> ASSIGNED TASK: Count how many lines below include the string "青岛市政开发建设集团有限公司". Only that number should appear in the reply.

> Stored items:
◇ ◇ ◇ ◇

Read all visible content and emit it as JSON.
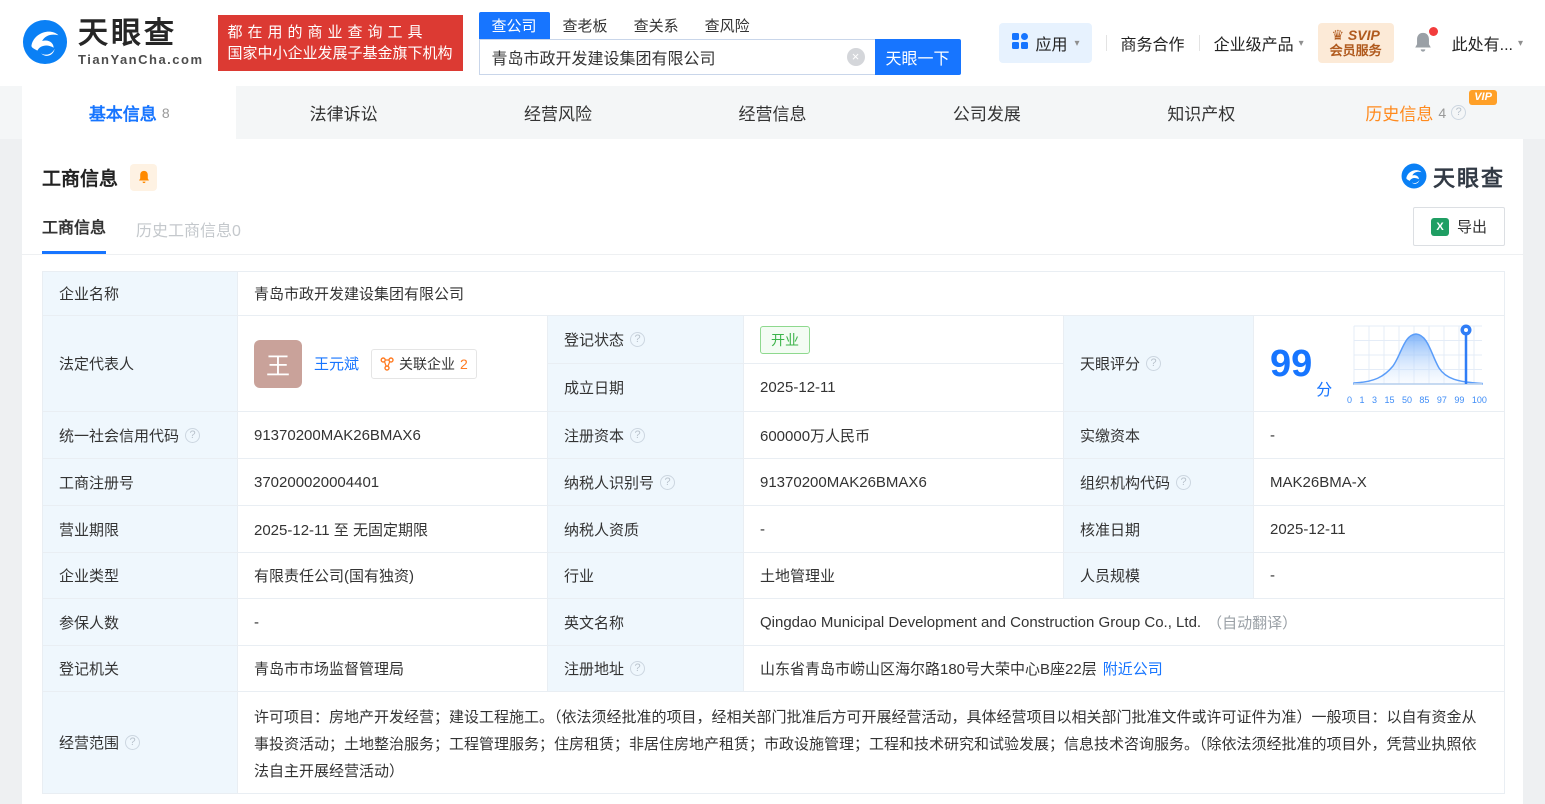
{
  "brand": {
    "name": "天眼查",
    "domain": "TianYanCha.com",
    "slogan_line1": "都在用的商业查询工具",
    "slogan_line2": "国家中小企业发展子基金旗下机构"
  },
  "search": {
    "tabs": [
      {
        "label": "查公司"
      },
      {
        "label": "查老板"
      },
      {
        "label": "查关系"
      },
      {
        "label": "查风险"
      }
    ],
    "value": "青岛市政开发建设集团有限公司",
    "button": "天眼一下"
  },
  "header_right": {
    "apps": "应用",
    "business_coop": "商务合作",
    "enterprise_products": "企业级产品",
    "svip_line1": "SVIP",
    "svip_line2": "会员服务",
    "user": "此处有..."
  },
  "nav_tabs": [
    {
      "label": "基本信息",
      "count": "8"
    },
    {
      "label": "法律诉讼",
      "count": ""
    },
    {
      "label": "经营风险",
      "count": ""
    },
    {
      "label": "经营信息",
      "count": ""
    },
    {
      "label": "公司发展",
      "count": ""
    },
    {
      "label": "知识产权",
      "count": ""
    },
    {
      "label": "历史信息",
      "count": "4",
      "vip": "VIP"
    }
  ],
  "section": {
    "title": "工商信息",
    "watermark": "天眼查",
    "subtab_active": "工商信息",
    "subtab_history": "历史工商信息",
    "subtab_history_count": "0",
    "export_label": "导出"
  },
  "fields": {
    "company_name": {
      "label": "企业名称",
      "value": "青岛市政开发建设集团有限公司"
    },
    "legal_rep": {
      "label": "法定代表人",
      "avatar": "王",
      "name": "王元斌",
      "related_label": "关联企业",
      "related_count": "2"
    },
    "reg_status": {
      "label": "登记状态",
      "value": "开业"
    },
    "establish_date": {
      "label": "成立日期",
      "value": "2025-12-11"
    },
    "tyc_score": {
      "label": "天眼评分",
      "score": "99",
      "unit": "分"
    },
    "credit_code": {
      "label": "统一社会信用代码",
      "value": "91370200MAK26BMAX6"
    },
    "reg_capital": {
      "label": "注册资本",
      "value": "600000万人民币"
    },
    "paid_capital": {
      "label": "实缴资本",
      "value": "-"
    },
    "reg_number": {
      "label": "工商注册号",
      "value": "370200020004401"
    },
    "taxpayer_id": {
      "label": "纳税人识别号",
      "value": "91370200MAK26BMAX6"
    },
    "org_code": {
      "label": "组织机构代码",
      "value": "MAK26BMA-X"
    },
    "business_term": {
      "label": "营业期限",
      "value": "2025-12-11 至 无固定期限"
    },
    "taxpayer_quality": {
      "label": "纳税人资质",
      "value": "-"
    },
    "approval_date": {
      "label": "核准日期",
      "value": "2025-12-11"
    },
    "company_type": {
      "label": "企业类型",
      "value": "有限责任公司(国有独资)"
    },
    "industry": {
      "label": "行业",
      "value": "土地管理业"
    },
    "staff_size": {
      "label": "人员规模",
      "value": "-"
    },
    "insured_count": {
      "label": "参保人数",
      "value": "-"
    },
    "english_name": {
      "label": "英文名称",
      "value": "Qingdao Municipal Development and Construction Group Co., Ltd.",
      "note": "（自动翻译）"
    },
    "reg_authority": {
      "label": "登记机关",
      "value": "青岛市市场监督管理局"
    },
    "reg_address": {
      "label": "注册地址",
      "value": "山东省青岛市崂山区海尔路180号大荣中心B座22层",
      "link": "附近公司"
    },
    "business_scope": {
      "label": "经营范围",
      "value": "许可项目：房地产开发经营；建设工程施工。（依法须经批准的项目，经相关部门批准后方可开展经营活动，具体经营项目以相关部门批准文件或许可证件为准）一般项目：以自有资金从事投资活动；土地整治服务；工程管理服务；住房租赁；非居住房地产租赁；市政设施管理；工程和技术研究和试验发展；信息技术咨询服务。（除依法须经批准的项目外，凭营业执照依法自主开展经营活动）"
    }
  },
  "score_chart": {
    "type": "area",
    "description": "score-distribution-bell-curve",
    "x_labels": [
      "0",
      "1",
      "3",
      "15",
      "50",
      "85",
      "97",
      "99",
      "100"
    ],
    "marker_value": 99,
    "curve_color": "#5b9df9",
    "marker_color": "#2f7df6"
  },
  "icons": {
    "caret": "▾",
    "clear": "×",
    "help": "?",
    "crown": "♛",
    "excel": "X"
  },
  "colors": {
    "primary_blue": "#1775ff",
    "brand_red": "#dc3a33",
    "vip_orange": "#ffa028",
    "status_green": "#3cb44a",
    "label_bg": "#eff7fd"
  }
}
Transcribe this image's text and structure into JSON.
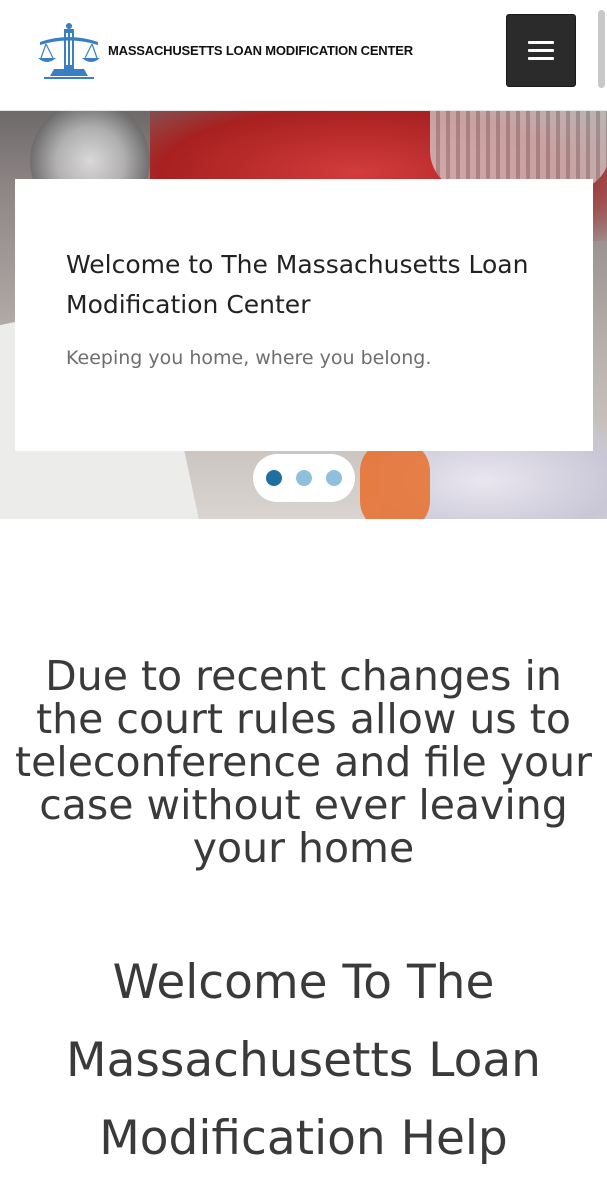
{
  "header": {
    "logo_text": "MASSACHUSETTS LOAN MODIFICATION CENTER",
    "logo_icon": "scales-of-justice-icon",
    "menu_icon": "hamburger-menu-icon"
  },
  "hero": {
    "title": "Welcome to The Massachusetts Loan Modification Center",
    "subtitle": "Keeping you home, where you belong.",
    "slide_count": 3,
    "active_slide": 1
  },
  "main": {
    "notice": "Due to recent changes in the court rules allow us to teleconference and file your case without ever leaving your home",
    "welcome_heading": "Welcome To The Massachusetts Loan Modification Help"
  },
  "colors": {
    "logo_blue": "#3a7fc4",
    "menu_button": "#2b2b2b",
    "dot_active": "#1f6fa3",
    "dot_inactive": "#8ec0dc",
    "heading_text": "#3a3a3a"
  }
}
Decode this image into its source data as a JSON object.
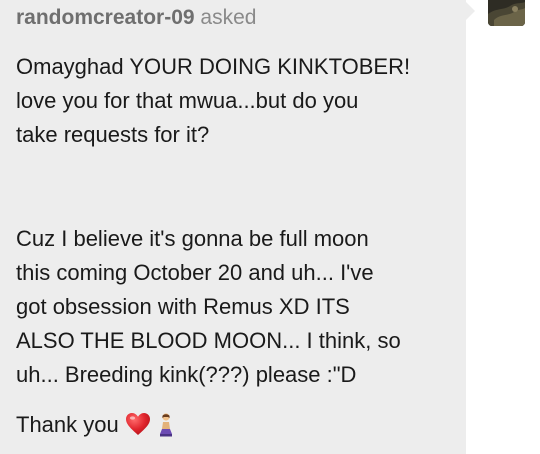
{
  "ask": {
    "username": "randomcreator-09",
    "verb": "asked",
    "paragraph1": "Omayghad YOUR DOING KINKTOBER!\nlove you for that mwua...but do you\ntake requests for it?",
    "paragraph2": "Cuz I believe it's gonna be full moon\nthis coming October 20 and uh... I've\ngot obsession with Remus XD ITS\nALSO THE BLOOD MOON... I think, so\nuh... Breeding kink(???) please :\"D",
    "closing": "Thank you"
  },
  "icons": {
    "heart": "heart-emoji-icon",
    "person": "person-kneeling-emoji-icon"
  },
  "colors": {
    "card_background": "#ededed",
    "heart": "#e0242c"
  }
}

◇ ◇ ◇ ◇

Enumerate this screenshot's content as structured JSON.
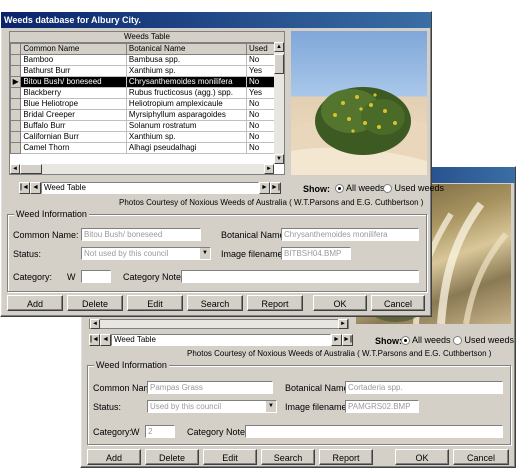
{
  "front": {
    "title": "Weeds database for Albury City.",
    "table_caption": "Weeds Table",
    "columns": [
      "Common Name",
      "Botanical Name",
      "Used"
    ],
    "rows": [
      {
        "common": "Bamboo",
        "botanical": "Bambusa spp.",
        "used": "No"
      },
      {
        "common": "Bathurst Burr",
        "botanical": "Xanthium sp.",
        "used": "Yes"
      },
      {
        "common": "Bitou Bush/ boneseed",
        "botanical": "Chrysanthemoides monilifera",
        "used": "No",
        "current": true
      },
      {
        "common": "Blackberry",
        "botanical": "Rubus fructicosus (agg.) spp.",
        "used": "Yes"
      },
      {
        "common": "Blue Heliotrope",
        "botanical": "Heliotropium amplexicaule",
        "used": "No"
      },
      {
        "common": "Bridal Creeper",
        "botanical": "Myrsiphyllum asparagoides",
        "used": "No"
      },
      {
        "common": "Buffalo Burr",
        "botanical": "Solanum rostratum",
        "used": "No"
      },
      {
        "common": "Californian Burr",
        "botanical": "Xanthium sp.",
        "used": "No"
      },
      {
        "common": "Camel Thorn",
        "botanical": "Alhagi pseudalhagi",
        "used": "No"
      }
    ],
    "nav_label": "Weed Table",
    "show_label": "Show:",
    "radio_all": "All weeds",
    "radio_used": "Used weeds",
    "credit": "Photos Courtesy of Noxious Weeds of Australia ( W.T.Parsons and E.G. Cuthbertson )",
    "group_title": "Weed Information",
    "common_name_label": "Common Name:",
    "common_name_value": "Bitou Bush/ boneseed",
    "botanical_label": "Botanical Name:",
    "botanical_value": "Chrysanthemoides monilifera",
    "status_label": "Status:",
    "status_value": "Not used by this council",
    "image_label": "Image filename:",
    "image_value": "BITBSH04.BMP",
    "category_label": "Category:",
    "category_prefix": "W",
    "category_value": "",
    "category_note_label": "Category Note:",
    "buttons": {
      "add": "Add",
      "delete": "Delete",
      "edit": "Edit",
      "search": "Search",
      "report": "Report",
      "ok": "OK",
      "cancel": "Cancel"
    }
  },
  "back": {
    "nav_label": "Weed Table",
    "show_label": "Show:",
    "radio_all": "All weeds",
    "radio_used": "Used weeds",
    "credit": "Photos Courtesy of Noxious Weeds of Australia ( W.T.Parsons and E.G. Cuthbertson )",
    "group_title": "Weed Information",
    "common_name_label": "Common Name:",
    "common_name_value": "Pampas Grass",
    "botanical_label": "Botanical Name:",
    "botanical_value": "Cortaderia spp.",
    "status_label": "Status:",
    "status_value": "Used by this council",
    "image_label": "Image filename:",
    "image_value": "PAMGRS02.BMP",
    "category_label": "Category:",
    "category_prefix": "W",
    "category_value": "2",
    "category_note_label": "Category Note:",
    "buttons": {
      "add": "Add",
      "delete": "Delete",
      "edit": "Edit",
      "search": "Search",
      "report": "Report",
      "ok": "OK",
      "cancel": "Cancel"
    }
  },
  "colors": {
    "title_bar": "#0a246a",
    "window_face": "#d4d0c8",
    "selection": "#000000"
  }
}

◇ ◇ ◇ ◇

> FINISHED TASK: 2